Even though it’s been nearly 14 years since the first “High School Musical” film was released, the franchise still has a large fanbase. While some may have been skeptical at the news of a “High School Musical” series, “High School Musical: The Musical: The Series” is an original, enjoyable show that doesn’t try to copy the movie and instead lets it serve as a background while the series’ focus is put on new characters and storylines.
“High School Musical: The Musical: The Series” follows a group of students attending East High School, the same high school where the original “High School Musical” movie was filmed. The school’s eccentric new drama teacher, Miss Jenn (Kate Reinders), decides to put on a theater production of “High School Musical” and is tasked with casting the roles alongside the ambitious student choreographer, Carlos (Frankie A. Rodriguez).
The parts of Troy and Gabriella are given to former boyfriend and girlfriend Ricky (Joshua Bassett) and Nini (Olivia Rodrigo), creating an uncomfortable situation as they have to deal with their unresolved feelings for one another. Nini’s boyfriend at the start of the season, EJ (Matt Cornett) and new student Gina (Sofia Wylie) are cast as Chad and Taylor, while Ms. Darbus goes to EJ’s cousin, Ashlyn (Julia Lester).
Though a large part of the show takes place at school or during rehearsals, there’s plenty of screen time dedicated to the characters’ outside lives. A significant part of Ricky’s storyline focuses on the separation of his family, providing a narrative that audiences may relate to. Similarly, Gina struggles with a tough family situation as she deals with having been moved from city to city all her life due to her mother working for the Federal Emergency Management Agency (FEMA), making it difficult for her to form a solid group of friends. Even though most of Nini’s scenes deal with her relationship drama, she finds interest in the Youth Actors’ Conservatory in Denver and tries to see whether she could be admitted.
Due to the musical production, there are several fun callbacks to the original movie. Popular songs from the film such as “Stick to the Status Quo,” “Breaking Free” and “Get’cha Head in the Game,” are covered, and the costumes the characters wear are nearly identical to outfits from the film. Actor Lucas Grabeel, who portrayed Ryan in the original films, makes a cameo and performs his own number.

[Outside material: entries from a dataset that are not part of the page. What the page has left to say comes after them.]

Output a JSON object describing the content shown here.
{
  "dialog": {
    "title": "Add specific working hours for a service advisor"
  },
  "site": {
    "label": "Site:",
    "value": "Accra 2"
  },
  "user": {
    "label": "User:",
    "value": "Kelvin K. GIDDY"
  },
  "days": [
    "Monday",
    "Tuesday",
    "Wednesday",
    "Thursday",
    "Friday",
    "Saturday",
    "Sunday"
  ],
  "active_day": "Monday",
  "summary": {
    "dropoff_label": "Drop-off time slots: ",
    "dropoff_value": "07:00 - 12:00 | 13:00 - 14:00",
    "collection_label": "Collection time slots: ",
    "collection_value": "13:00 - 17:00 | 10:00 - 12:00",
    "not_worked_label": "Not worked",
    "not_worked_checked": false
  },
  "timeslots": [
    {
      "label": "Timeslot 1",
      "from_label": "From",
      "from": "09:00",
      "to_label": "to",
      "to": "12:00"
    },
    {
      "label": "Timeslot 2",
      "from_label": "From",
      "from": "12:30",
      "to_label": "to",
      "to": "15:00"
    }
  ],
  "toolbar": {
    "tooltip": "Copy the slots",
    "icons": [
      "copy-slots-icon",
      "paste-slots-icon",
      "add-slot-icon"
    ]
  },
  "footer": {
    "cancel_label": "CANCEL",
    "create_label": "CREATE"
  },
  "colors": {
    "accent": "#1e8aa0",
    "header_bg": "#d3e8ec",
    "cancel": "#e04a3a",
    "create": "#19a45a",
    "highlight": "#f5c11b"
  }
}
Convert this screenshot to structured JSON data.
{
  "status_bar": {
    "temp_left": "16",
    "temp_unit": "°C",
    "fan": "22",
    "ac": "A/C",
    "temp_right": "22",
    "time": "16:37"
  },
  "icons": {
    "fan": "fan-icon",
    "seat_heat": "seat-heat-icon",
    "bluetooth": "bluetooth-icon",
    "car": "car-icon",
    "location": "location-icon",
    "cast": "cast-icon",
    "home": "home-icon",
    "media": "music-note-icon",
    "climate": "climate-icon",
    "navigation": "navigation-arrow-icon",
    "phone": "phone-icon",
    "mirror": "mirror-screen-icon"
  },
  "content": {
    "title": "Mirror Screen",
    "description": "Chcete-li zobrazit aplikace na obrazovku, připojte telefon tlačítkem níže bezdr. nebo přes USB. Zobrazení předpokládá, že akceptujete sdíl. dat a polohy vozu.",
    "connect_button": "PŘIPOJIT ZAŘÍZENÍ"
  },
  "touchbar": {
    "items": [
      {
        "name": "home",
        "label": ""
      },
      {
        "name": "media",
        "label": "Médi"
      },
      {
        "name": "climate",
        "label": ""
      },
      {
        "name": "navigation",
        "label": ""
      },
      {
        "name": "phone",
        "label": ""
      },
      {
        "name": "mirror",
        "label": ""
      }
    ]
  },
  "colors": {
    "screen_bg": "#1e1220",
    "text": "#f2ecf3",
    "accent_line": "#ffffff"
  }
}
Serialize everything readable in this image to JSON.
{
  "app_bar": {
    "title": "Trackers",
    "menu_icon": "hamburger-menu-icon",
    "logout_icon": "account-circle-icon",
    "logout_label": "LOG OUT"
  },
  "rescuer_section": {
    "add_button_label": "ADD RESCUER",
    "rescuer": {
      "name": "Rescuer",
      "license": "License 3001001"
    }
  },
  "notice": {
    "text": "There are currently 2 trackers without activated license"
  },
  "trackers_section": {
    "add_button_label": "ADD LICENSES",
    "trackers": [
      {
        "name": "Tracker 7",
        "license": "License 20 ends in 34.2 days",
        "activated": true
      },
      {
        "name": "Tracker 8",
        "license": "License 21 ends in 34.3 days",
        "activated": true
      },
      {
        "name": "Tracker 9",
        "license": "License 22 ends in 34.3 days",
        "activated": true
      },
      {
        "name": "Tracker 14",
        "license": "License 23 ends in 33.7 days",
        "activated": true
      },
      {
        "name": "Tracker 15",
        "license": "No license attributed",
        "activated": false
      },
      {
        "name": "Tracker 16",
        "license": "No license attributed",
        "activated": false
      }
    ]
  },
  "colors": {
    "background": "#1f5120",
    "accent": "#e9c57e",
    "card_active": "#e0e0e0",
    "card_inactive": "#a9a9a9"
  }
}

One of the show’s strengths is its diverse cast. Nini’s Asian heritage is highlighted numerous times, and there’s no issues or questions raised over her having two moms. The role of Sharpay is given to a boy, Seb (Joe Serafini), who’s also romantically involved with Carlos. Both the core cast and side characters come from unique, interesting backgrounds, and it offers viewers more opportunities to find someone they may identify with.
The series is filmed in a mockumentary style where the characters are given their own confessional scenes to express how they’re feeling in the moment, similar to shows such as “The Office,” “Parks and Recreation” and “Modern Family.” This allows for more comedic scenes and reactions and lets viewers get a better idea of who the characters are. Additionally, the show uses a handheld camera to achieve fast, shakier shots that help give it exciting energy.
“High School Musical: The Musical: The Series” is a fun, lighthearted show that doesn’t take itself too seriously and provides tons of nostalgia for fans of the original movie. While an airdate hasn’t been officially set, the show is getting a second season, which is all the more reason for people curious about it to give it a shot.
There are plenty of avenues for the show to explore in its next season, as some storylines were left open-ended in the finale. The show’s episodes are easy to watch, not too long and could all be finished in a single day. If one is looking for a solid, entertaining new program, “High School Musical: The Musical: The Series” shouldn’t be overlooked.
Contact Kira Baldau at firstname.lastname@example.org. For more on the culture, arts and lifestyle of the JMU and Harrisonburg communities, follow the culture desk on Twitter @Breeze_Culture.